In accordance with the TIM policy, the county is obligated to reimburse each permitee a portion of the funds that were originally advanced at the end of a set term.
The bigger picture involves a 20-year growth forecast which, when completed, will generate the subsections of CIP and permit forecasts and will eventually drive both along with the TIM fee program. The interconnected programs and processes are all configured within the dictates of the general plan.
Development staff listed five factors which led them to recommend the more conservative “slow climb” approach. First is the “slow recovery of the housing market” followed by the “cost of homes” and a relatively sluggish pace for new construction. “Keeping cash on hand to repay current and future obligations” was an important consideration as well.

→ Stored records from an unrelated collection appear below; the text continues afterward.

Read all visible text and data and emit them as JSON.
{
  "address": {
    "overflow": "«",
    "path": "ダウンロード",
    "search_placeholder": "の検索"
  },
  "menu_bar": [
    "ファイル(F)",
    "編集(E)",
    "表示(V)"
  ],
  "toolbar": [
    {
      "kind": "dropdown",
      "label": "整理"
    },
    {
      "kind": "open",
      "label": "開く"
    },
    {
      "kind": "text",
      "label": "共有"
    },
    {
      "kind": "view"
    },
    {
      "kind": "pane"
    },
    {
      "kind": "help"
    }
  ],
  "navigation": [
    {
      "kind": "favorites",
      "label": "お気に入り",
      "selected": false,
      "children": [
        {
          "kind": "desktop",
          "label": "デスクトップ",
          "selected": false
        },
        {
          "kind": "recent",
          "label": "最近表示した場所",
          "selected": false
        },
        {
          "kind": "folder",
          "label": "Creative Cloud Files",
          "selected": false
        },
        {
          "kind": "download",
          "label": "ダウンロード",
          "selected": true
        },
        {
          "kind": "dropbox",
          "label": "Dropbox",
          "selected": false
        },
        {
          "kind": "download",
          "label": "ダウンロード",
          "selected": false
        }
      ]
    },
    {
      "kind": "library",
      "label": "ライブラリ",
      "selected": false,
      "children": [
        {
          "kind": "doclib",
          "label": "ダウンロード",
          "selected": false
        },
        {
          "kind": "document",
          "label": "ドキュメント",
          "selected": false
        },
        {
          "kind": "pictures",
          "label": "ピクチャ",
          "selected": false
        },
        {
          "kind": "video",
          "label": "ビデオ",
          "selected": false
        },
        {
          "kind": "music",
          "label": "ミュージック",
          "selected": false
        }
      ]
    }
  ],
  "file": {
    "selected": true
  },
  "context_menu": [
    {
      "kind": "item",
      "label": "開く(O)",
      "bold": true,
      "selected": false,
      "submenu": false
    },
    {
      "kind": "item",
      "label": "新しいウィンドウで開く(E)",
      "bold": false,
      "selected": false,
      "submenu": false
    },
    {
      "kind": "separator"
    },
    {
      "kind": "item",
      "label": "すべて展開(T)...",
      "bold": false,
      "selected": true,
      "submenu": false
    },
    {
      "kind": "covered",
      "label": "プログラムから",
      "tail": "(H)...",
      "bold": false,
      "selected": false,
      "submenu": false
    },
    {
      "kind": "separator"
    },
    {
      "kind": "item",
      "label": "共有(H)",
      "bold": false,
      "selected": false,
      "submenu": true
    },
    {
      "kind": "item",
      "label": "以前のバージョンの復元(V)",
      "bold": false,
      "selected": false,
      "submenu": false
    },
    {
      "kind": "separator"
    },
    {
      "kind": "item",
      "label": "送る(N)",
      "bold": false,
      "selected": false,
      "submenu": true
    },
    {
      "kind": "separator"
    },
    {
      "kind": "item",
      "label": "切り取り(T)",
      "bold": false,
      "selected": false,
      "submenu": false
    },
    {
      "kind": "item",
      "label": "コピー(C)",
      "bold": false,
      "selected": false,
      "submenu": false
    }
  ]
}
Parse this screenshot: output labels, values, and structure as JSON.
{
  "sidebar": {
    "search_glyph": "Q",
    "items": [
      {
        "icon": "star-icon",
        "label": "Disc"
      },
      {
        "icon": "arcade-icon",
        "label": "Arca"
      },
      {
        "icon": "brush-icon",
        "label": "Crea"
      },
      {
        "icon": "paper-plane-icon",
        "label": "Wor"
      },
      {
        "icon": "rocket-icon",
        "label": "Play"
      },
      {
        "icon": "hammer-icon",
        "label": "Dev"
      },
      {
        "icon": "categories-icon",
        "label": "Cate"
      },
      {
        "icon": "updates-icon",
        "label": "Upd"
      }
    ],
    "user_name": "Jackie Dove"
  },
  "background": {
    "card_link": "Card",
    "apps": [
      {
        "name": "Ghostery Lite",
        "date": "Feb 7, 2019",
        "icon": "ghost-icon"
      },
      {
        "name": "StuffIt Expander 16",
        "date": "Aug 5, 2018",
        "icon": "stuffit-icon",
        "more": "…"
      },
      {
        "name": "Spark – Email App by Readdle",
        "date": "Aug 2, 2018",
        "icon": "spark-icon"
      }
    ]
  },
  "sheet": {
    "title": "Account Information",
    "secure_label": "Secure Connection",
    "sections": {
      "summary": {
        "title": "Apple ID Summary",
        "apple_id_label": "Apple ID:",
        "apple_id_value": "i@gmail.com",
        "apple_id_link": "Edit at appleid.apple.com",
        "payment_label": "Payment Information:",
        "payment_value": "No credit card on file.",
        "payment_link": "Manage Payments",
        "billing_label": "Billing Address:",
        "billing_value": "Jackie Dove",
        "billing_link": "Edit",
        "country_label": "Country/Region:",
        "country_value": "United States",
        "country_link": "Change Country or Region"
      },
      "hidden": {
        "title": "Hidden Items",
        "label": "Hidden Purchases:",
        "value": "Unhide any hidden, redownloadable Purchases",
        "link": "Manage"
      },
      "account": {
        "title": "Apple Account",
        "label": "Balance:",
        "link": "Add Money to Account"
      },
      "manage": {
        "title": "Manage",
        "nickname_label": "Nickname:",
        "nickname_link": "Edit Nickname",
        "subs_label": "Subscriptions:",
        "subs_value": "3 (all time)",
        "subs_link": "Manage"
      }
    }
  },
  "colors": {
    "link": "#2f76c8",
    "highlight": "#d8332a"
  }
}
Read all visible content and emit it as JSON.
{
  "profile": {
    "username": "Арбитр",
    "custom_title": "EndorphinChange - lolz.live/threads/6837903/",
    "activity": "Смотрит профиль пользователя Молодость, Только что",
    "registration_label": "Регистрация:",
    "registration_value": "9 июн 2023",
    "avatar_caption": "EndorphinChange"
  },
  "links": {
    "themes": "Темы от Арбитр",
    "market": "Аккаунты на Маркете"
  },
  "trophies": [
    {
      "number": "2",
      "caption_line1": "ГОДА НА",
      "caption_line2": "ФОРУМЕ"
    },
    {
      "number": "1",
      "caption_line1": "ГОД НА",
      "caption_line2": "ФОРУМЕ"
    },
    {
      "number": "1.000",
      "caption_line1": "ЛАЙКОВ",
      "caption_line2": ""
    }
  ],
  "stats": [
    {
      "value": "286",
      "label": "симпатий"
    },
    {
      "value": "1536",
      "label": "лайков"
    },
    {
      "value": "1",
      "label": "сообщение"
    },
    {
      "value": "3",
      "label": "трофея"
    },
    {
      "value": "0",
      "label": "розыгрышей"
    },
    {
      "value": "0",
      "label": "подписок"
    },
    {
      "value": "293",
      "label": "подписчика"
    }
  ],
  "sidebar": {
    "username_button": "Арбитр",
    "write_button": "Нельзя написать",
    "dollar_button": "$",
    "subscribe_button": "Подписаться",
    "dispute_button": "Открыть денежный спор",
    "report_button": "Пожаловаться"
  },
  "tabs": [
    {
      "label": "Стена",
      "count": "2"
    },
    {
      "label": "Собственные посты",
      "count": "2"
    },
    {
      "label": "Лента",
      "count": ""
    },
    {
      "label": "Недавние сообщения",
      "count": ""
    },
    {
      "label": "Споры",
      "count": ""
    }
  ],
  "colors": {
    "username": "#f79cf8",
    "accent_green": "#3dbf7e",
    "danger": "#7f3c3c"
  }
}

Lastly, the uncertainty associated with a “potential revised growth trend during the major CIP update” was given as a significant reason to go conservative with the projections pending completion of the 20-year growth forecast. “Staff anticipates presenting information in February or March 2014, to provide the Board an opportunity to revisit growth trends used in development of the CIP and TIM Fee programs,” the documents note.
District 5 Supervisor Norma Santiago and District 1’s Ron Mikulaco questioned the department’s “conservative” recommendation based on some of the data presented by Long Range Planning engineer Claudia Wade. In fact, Wade showed a relatively positive picture of recent housing activity in the county. The Housing Permit Forecast for FY 2013-2014 was 104, however between July 1 and Oct. 31 of this year, that projection has already been 88 percent met by receipt of 91 permit applications.
“Why the slow climb given the actual data?” Santiago asked.
Assistant Director for the Long Range Planning Division, Dave Defanti cautioned the board not to jump ahead too soon. “We’re just on the brink, getting ready for major updating,” Defanti said. “Forecasting, while based on science is also an art.”
Wade had also assured supervisors that whatever direction they gave “we can revise and update” our projections.
Kris Payne, former engineer with the county’s department of transportation gave his view on projections. “The only data I trust are the actuals,” Payne said and continued to point out that every Tuesday board meeting offers the opportunity for supervisors to approve more development which “causes the need for a road system, not just one road.” In effect, a development in one area affects transportation issues far beyond its immediate neighborhood, and that is a critical factor in long-range planning. Payne concluded his remarks by noting that “It’s a very complex issue.”
Sue Taylor of Camino challenged the board on several issues related to development. She said the county is already on the hook for $50 million for prior infrastructure development. “Get back to reality,” Taylor urged. “We need more jobs instead of more houses.” Taylor, a former candidate for District 3 Supervisor has regularly opposed some development policies especially the Community Region designation for Camino and Pollock Pines and is a major voice in efforts to “keep the county rural.”
El Dorado Hills activist Bill Welty described traffic and congestion on Highway 50 in the west county reminding supervisors that at times the Level of Service is rated “F” that is failing and that the county’s Measure Y should prohibit many of the assumptions on which the housing projections are based.
Mikulaco was concerned enough with the data and methodology being presented that he was a lone “no” vote on the motion to adopt the “long slow climb” approach to the permit forecast update.